ASSIGNED TASK → When a line of the entries contains the word "Page", report that line.
Content starts
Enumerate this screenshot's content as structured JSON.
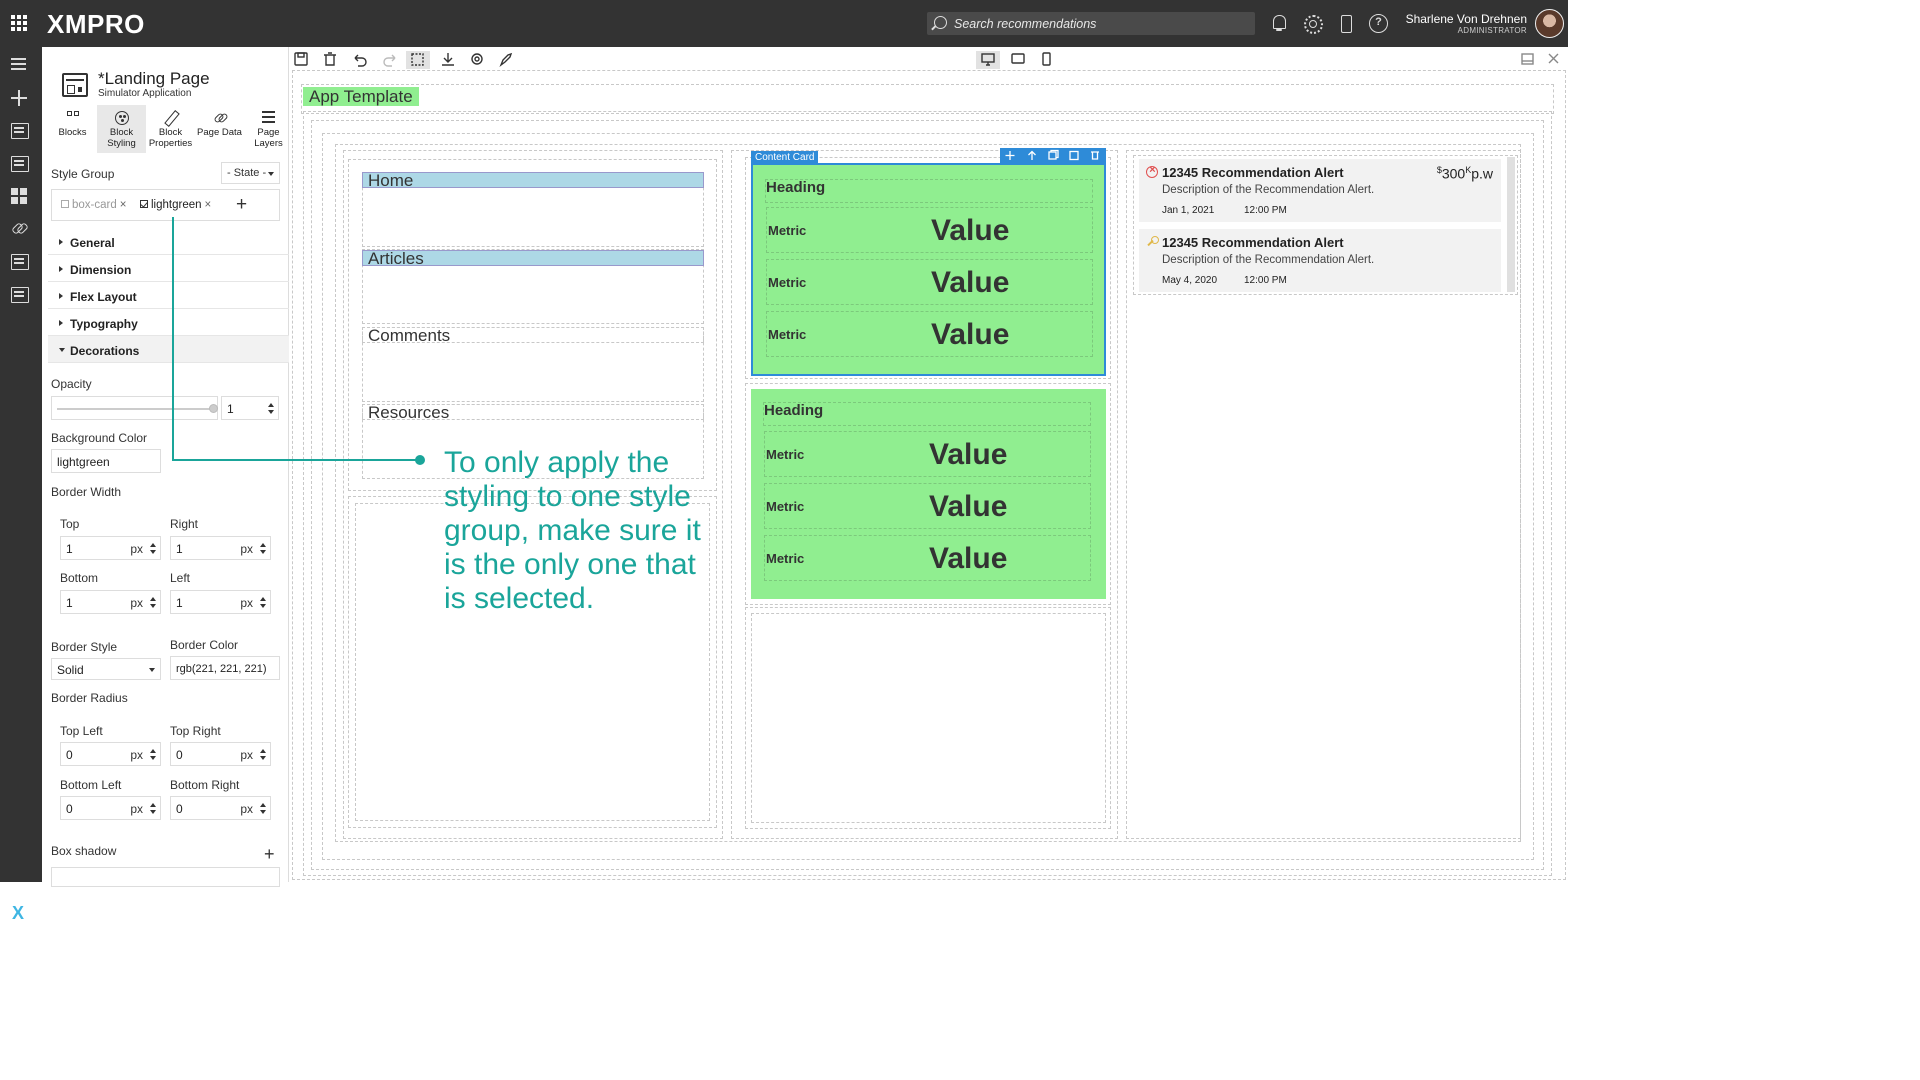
{
  "header": {
    "logo": "XMPRO",
    "search_placeholder": "Search recommendations",
    "user_name": "Sharlene Von Drehnen",
    "user_role": "ADMINISTRATOR"
  },
  "panel": {
    "title": "*Landing Page",
    "subtitle": "Simulator Application",
    "tabs": [
      {
        "label": "Blocks",
        "icon": "blocks-icon"
      },
      {
        "label": "Block Styling",
        "icon": "palette-icon"
      },
      {
        "label": "Block Properties",
        "icon": "pencil-icon"
      },
      {
        "label": "Page Data",
        "icon": "link-icon"
      },
      {
        "label": "Page Layers",
        "icon": "layers-icon"
      }
    ],
    "style_group_label": "Style Group",
    "state_button": "- State -",
    "style_tags": [
      {
        "label": "box-card",
        "selected": false
      },
      {
        "label": "lightgreen",
        "selected": true
      }
    ],
    "sections": {
      "general": "General",
      "dimension": "Dimension",
      "flex_layout": "Flex Layout",
      "typography": "Typography",
      "decorations": "Decorations"
    },
    "opacity": {
      "label": "Opacity",
      "value": "1",
      "slider_fraction": 1.0
    },
    "background_color": {
      "label": "Background Color",
      "value": "lightgreen"
    },
    "border_width": {
      "label": "Border Width",
      "top_label": "Top",
      "top_value": "1",
      "right_label": "Right",
      "right_value": "1",
      "bottom_label": "Bottom",
      "bottom_value": "1",
      "left_label": "Left",
      "left_value": "1",
      "unit": "px"
    },
    "border_style": {
      "label": "Border Style",
      "value": "Solid"
    },
    "border_color": {
      "label": "Border Color",
      "value": "rgb(221, 221, 221)"
    },
    "border_radius": {
      "label": "Border Radius",
      "top_left_label": "Top Left",
      "top_left_value": "0",
      "top_right_label": "Top Right",
      "top_right_value": "0",
      "bottom_left_label": "Bottom Left",
      "bottom_left_value": "0",
      "bottom_right_label": "Bottom Right",
      "bottom_right_value": "0",
      "unit": "px"
    },
    "box_shadow_label": "Box shadow"
  },
  "canvas": {
    "app_template": "App Template",
    "nav": [
      "Home",
      "Articles",
      "Comments",
      "Resources"
    ],
    "content_card_label": "Content Card",
    "cards": [
      {
        "heading": "Heading",
        "rows": [
          {
            "metric": "Metric",
            "value": "Value"
          },
          {
            "metric": "Metric",
            "value": "Value"
          },
          {
            "metric": "Metric",
            "value": "Value"
          }
        ]
      },
      {
        "heading": "Heading",
        "rows": [
          {
            "metric": "Metric",
            "value": "Value"
          },
          {
            "metric": "Metric",
            "value": "Value"
          },
          {
            "metric": "Metric",
            "value": "Value"
          }
        ]
      }
    ],
    "recommendations": [
      {
        "title": "12345 Recommendation Alert",
        "description": "Description of the Recommendation Alert.",
        "date": "Jan 1, 2021",
        "time": "12:00 PM",
        "price_prefix": "$",
        "price_value": "300",
        "price_k": "K",
        "price_suffix": "p.w",
        "icon": "error-circle-icon"
      },
      {
        "title": "12345 Recommendation Alert",
        "description": "Description of the Recommendation Alert.",
        "date": "May 4, 2020",
        "time": "12:00 PM",
        "icon": "key-icon"
      }
    ]
  },
  "callout": "To only apply the styling to one style group, make sure it is the only one that is selected.",
  "colors": {
    "topbar": "#333333",
    "lightgreen": "#90ee90",
    "lightblue": "#add8e6",
    "selection_blue": "#2e8bd8",
    "callout_teal": "#1aa59a"
  }
}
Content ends
RESPONSE TO THIS TASK →
    "title": "*Landing Page",
        "label": "Page Data",
        "label": "Page Layers",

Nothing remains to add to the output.